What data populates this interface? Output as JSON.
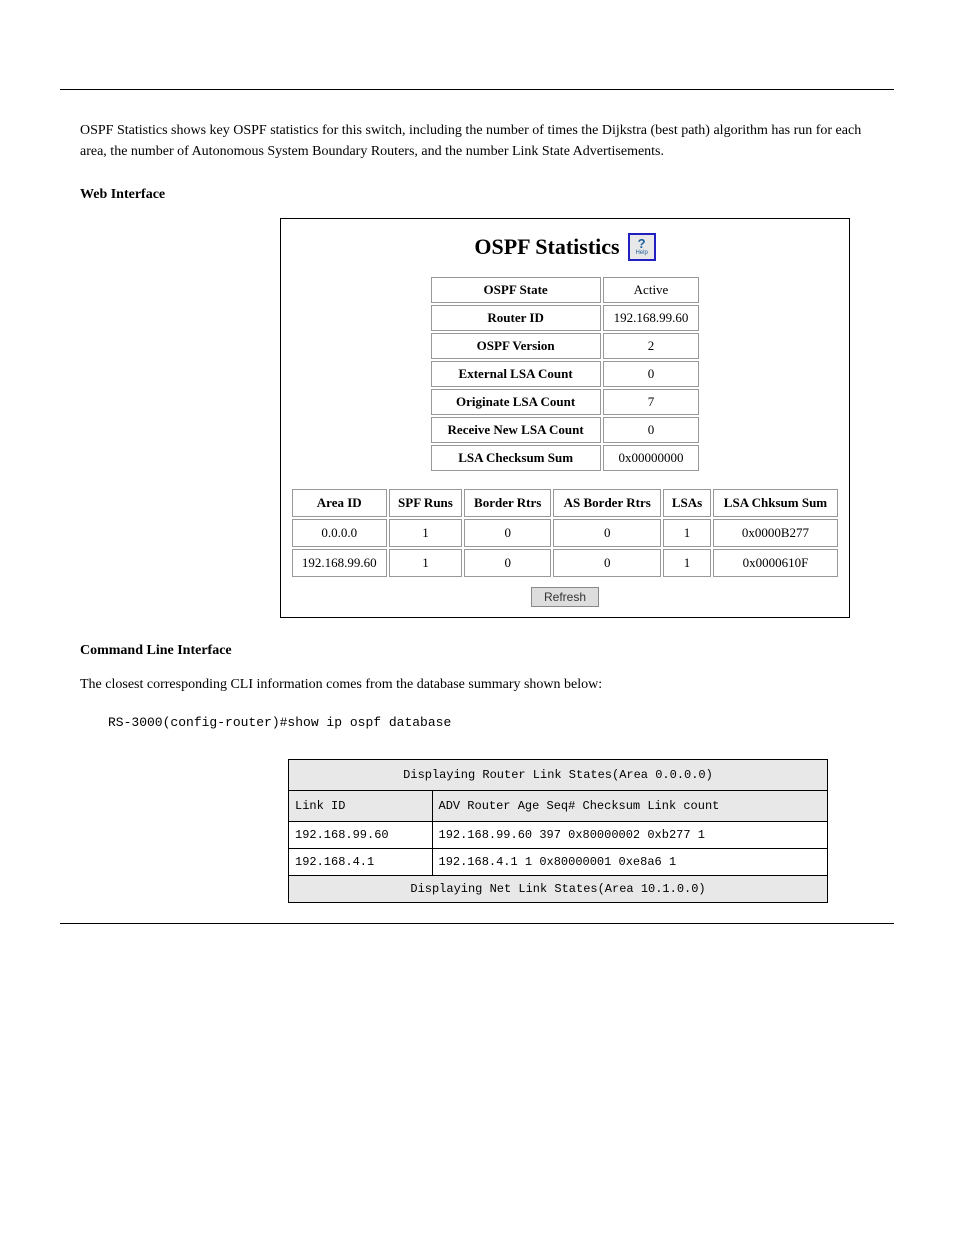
{
  "intro": "OSPF Statistics shows key OSPF statistics for this switch, including the number of times the Dijkstra (best path) algorithm has run for each area, the number of Autonomous System Boundary Routers, and the number Link State Advertisements.",
  "section_title": "Web Interface",
  "figure": {
    "title": "OSPF Statistics",
    "help_icon_label": "Help",
    "summary": [
      {
        "label": "OSPF State",
        "value": "Active"
      },
      {
        "label": "Router ID",
        "value": "192.168.99.60"
      },
      {
        "label": "OSPF Version",
        "value": "2"
      },
      {
        "label": "External LSA Count",
        "value": "0"
      },
      {
        "label": "Originate LSA Count",
        "value": "7"
      },
      {
        "label": "Receive New LSA Count",
        "value": "0"
      },
      {
        "label": "LSA Checksum Sum",
        "value": "0x00000000"
      }
    ],
    "area_headers": [
      "Area ID",
      "SPF Runs",
      "Border Rtrs",
      "AS Border Rtrs",
      "LSAs",
      "LSA Chksum Sum"
    ],
    "area_rows": [
      [
        "0.0.0.0",
        "1",
        "0",
        "0",
        "1",
        "0x0000B277"
      ],
      [
        "192.168.99.60",
        "1",
        "0",
        "0",
        "1",
        "0x0000610F"
      ]
    ],
    "refresh_label": "Refresh"
  },
  "cli_title": "Command Line Interface",
  "cli_lead": "The closest corresponding CLI information comes from the database summary shown below:",
  "cli_prompt": "RS-3000(config-router)#show ip ospf database",
  "cli_blank": "",
  "cli_table_header": "Displaying Router Link States(Area 0.0.0.0)",
  "cli_cols": [
    "Link ID",
    "ADV Router    Age    Seq#    Checksum    Link count"
  ],
  "cli_rows": [
    [
      "192.168.99.60",
      "192.168.99.60 397    0x80000002    0xb277    1"
    ],
    [
      "192.168.4.1",
      "192.168.4.1 1 0x80000001 0xe8a6 1"
    ]
  ],
  "cli_span_row": "Displaying Net Link States(Area 10.1.0.0)"
}
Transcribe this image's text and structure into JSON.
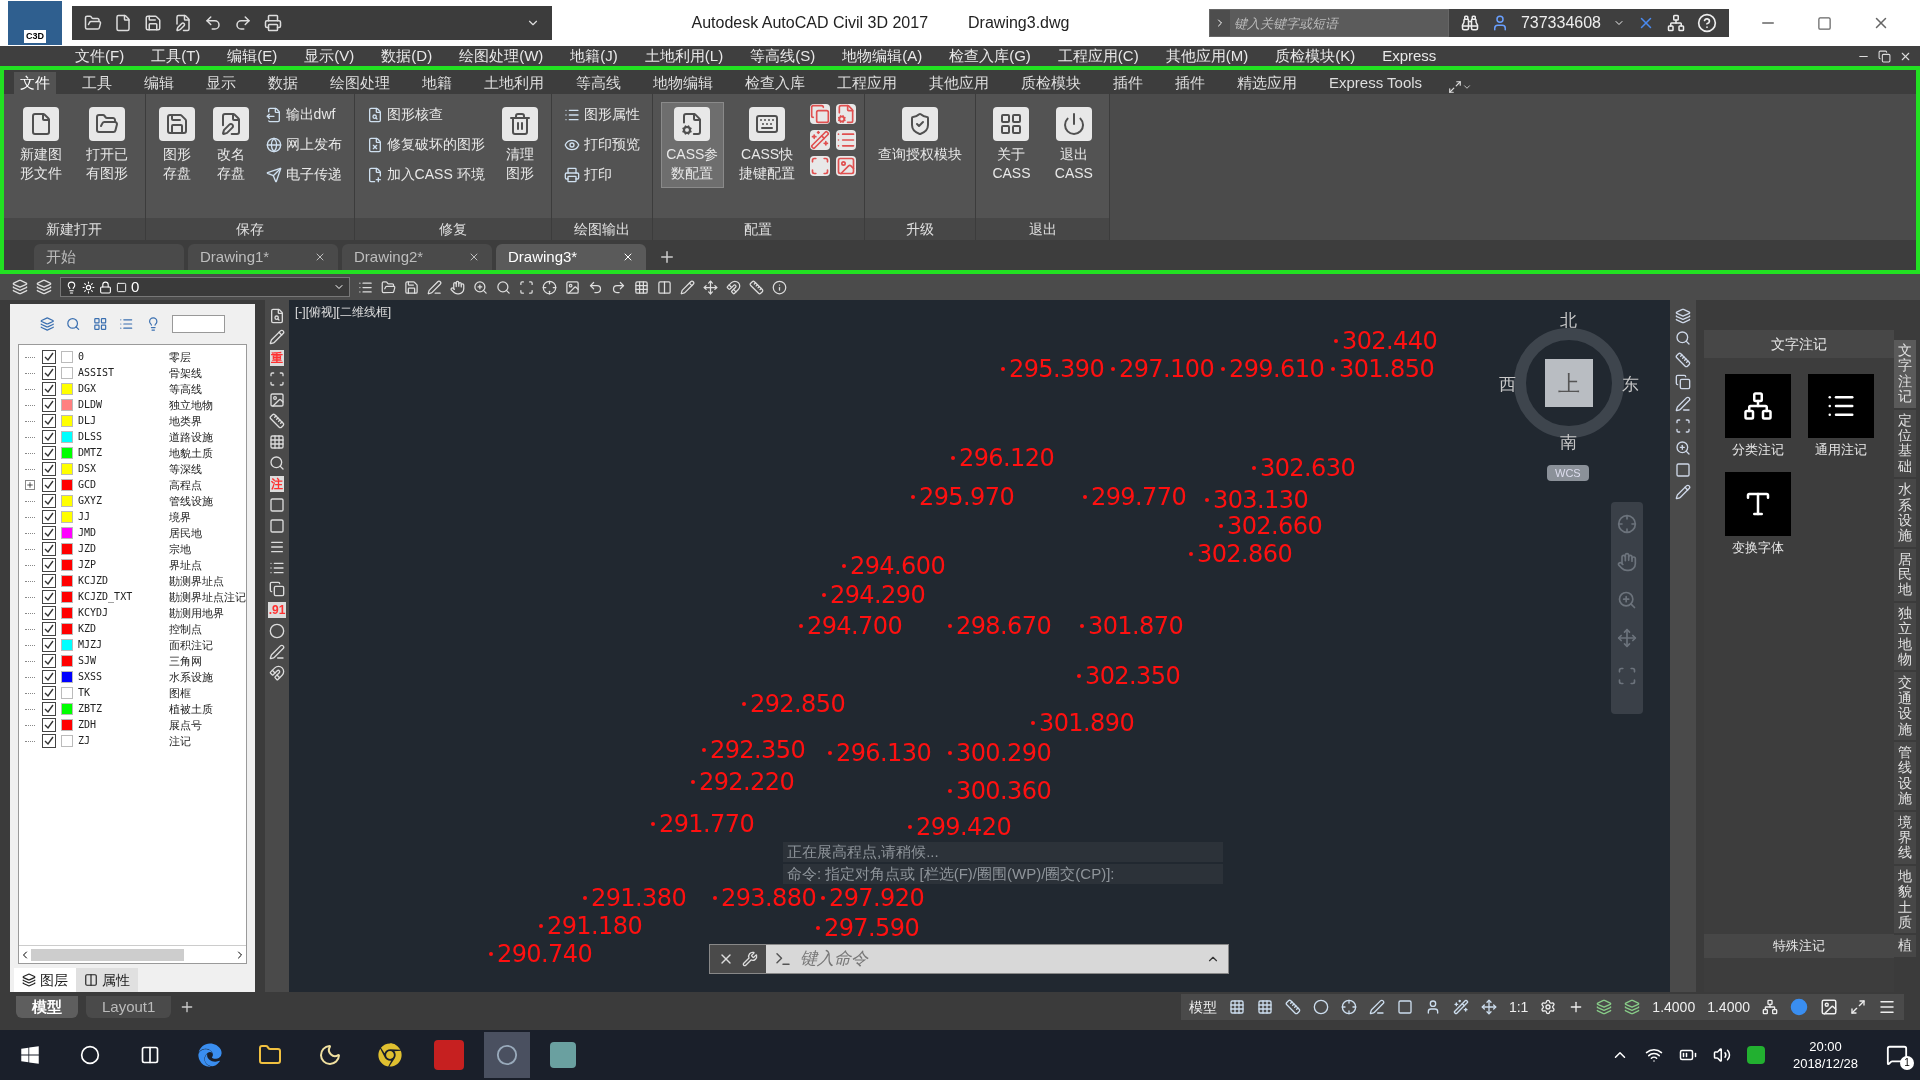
{
  "title_bar": {
    "app_badge": "C3D",
    "title": "Autodesk AutoCAD Civil 3D 2017",
    "file": "Drawing3.dwg",
    "search_placeholder": "键入关键字或短语",
    "user": "737334608"
  },
  "menu_bar": [
    "文件(F)",
    "工具(T)",
    "编辑(E)",
    "显示(V)",
    "数据(D)",
    "绘图处理(W)",
    "地籍(J)",
    "土地利用(L)",
    "等高线(S)",
    "地物编辑(A)",
    "检查入库(G)",
    "工程应用(C)",
    "其他应用(M)",
    "质检模块(K)",
    "Express"
  ],
  "ribbon_tabs": [
    {
      "label": "文件",
      "selected": true
    },
    {
      "label": "工具",
      "selected": false
    },
    {
      "label": "编辑",
      "selected": false
    },
    {
      "label": "显示",
      "selected": false
    },
    {
      "label": "数据",
      "selected": false
    },
    {
      "label": "绘图处理",
      "selected": false
    },
    {
      "label": "地籍",
      "selected": false
    },
    {
      "label": "土地利用",
      "selected": false
    },
    {
      "label": "等高线",
      "selected": false
    },
    {
      "label": "地物编辑",
      "selected": false
    },
    {
      "label": "检查入库",
      "selected": false
    },
    {
      "label": "工程应用",
      "selected": false
    },
    {
      "label": "其他应用",
      "selected": false
    },
    {
      "label": "质检模块",
      "selected": false
    },
    {
      "label": "插件",
      "selected": false
    },
    {
      "label": "插件",
      "selected": false
    },
    {
      "label": "精选应用",
      "selected": false
    },
    {
      "label": "Express Tools",
      "selected": false
    }
  ],
  "ribbon_panels": [
    {
      "title": "新建打开",
      "tools": [
        {
          "label": "新建图形文件",
          "kind": "large",
          "active": false
        },
        {
          "label": "打开已有图形",
          "kind": "large",
          "active": false
        }
      ]
    },
    {
      "title": "保存",
      "tools": [
        {
          "label": "图形存盘",
          "kind": "large",
          "active": false
        },
        {
          "label": "改名存盘",
          "kind": "large",
          "active": false
        },
        {
          "label": "输出dwf",
          "kind": "small",
          "active": false
        },
        {
          "label": "网上发布",
          "kind": "small",
          "active": false
        },
        {
          "label": "电子传递",
          "kind": "small",
          "active": false
        }
      ]
    },
    {
      "title": "修复",
      "tools": [
        {
          "label": "图形核查",
          "kind": "small",
          "active": false
        },
        {
          "label": "修复破坏的图形",
          "kind": "small",
          "active": false
        },
        {
          "label": "加入CASS 环境",
          "kind": "small",
          "active": false
        },
        {
          "label": "清理图形",
          "kind": "large",
          "active": false
        }
      ]
    },
    {
      "title": "绘图输出",
      "tools": [
        {
          "label": "图形属性",
          "kind": "small",
          "active": false
        },
        {
          "label": "打印预览",
          "kind": "small",
          "active": false
        },
        {
          "label": "打印",
          "kind": "small",
          "active": false
        }
      ]
    },
    {
      "title": "配置",
      "tools": [
        {
          "label": "CASS参数配置",
          "kind": "large",
          "active": true
        },
        {
          "label": "CASS快捷键配置",
          "kind": "large",
          "active": false
        }
      ]
    },
    {
      "title": "升级",
      "tools": [
        {
          "label": "查询授权模块",
          "kind": "wide",
          "active": false
        }
      ]
    },
    {
      "title": "退出",
      "tools": [
        {
          "label": "关于CASS",
          "kind": "large",
          "active": false
        },
        {
          "label": "退出CASS",
          "kind": "large",
          "active": false
        }
      ]
    }
  ],
  "document_tabs": [
    {
      "label": "开始",
      "selected": false
    },
    {
      "label": "Drawing1*",
      "selected": false
    },
    {
      "label": "Drawing2*",
      "selected": false
    },
    {
      "label": "Drawing3*",
      "selected": true
    }
  ],
  "layer_toolbar": {
    "layer": "0"
  },
  "side_toolbar_labels": [
    "重",
    "注",
    ".91"
  ],
  "layer_panel": {
    "layers": [
      {
        "name": "0",
        "description": "零层",
        "color": "#ffffff",
        "checked": true,
        "kind": "layer"
      },
      {
        "name": "ASSIST",
        "description": "骨架线",
        "color": "#ffffff",
        "checked": true,
        "kind": "layer"
      },
      {
        "name": "DGX",
        "description": "等高线",
        "color": "#ffff00",
        "checked": true,
        "kind": "layer"
      },
      {
        "name": "DLDW",
        "description": "独立地物",
        "color": "#ff8080",
        "checked": true,
        "kind": "layer"
      },
      {
        "name": "DLJ",
        "description": "地类界",
        "color": "#ffff00",
        "checked": true,
        "kind": "layer"
      },
      {
        "name": "DLSS",
        "description": "道路设施",
        "color": "#00ffff",
        "checked": true,
        "kind": "layer"
      },
      {
        "name": "DMTZ",
        "description": "地貌土质",
        "color": "#00ff00",
        "checked": true,
        "kind": "layer"
      },
      {
        "name": "DSX",
        "description": "等深线",
        "color": "#ffff00",
        "checked": true,
        "kind": "layer"
      },
      {
        "name": "GCD",
        "description": "高程点",
        "color": "#ff0000",
        "checked": true,
        "kind": "group"
      },
      {
        "name": "GXYZ",
        "description": "管线设施",
        "color": "#ffff00",
        "checked": true,
        "kind": "layer"
      },
      {
        "name": "JJ",
        "description": "境界",
        "color": "#ffff00",
        "checked": true,
        "kind": "layer"
      },
      {
        "name": "JMD",
        "description": "居民地",
        "color": "#ff00ff",
        "checked": true,
        "kind": "layer"
      },
      {
        "name": "JZD",
        "description": "宗地",
        "color": "#ff0000",
        "checked": true,
        "kind": "layer"
      },
      {
        "name": "JZP",
        "description": "界址点",
        "color": "#ff0000",
        "checked": true,
        "kind": "layer"
      },
      {
        "name": "KCJZD",
        "description": "勘测界址点",
        "color": "#ff0000",
        "checked": true,
        "kind": "layer"
      },
      {
        "name": "KCJZD_TXT",
        "description": "勘测界址点注记",
        "color": "#ff0000",
        "checked": true,
        "kind": "layer"
      },
      {
        "name": "KCYDJ",
        "description": "勘测用地界",
        "color": "#ff0000",
        "checked": true,
        "kind": "layer"
      },
      {
        "name": "KZD",
        "description": "控制点",
        "color": "#ff0000",
        "checked": true,
        "kind": "layer"
      },
      {
        "name": "MJZJ",
        "description": "面积注记",
        "color": "#00ffff",
        "checked": true,
        "kind": "layer"
      },
      {
        "name": "SJW",
        "description": "三角网",
        "color": "#ff0000",
        "checked": true,
        "kind": "layer"
      },
      {
        "name": "SXSS",
        "description": "水系设施",
        "color": "#0000ff",
        "checked": true,
        "kind": "layer"
      },
      {
        "name": "TK",
        "description": "图框",
        "color": "#ffffff",
        "checked": true,
        "kind": "layer"
      },
      {
        "name": "ZBTZ",
        "description": "植被土质",
        "color": "#00ff00",
        "checked": true,
        "kind": "layer"
      },
      {
        "name": "ZDH",
        "description": "展点号",
        "color": "#ff0000",
        "checked": true,
        "kind": "layer"
      },
      {
        "name": "ZJ",
        "description": "注记",
        "color": "#ffffff",
        "checked": true,
        "kind": "layer"
      }
    ],
    "tabs": [
      {
        "label": "图层",
        "selected": true
      },
      {
        "label": "属性",
        "selected": false
      }
    ]
  },
  "viewport": {
    "label": "[-][俯视][二维线框]",
    "points": [
      "302.440",
      "295.390",
      "297.100",
      "299.610",
      "301.850",
      "296.120",
      "302.630",
      "295.970",
      "299.770",
      "303.130",
      "302.660",
      "302.860",
      "294.600",
      "294.290",
      "294.700",
      "298.670",
      "301.870",
      "302.350",
      "292.850",
      "301.890",
      "292.350",
      "296.130",
      "300.290",
      "292.220",
      "300.360",
      "291.770",
      "299.420",
      "291.380",
      "293.880",
      "297.920",
      "291.180",
      "297.590",
      "290.740"
    ],
    "compass": {
      "north": "北",
      "south": "南",
      "east": "东",
      "west": "西",
      "face": "上",
      "ucs": "WCS"
    },
    "command_history": [
      "正在展高程点,请稍候...",
      "命令: 指定对角点或 [栏选(F)/圈围(WP)/圈交(CP)]:"
    ],
    "command_placeholder": "键入命令"
  },
  "palette": {
    "title": "文字注记",
    "items": [
      "分类注记",
      "通用注记",
      "变换字体"
    ],
    "footer": "特殊注记",
    "side_tabs": [
      {
        "label": "文字注记",
        "selected": true
      },
      {
        "label": "定位基础",
        "selected": false
      },
      {
        "label": "水系设施",
        "selected": false
      },
      {
        "label": "居民地",
        "selected": false
      },
      {
        "label": "独立地物",
        "selected": false
      },
      {
        "label": "交通设施",
        "selected": false
      },
      {
        "label": "管线设施",
        "selected": false
      },
      {
        "label": "境界线",
        "selected": false
      },
      {
        "label": "地貌土质",
        "selected": false
      },
      {
        "label": "植",
        "selected": false
      }
    ]
  },
  "layout_tabs": [
    {
      "label": "模型",
      "selected": true
    },
    {
      "label": "Layout1",
      "selected": false
    }
  ],
  "status_bar": {
    "model": "模型",
    "scale": "1:1",
    "values": [
      "1.4000",
      "1.4000"
    ]
  },
  "taskbar": {
    "time": "20:00",
    "date": "2018/12/28",
    "notifications": "1"
  }
}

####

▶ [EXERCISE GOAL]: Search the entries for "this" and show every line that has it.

▶ [EXERCISE SOLUTION]:
What data populates this interface? Output as JSON.
  "intro": "OSPF Statistics shows key OSPF statistics for this switch, including the number of times the Dijkstra (best path) algorithm has run for each area, the number of Autonomous System Boundary Routers, and the number Link State Advertisements.",
Transcribe this image's text and structure into JSON.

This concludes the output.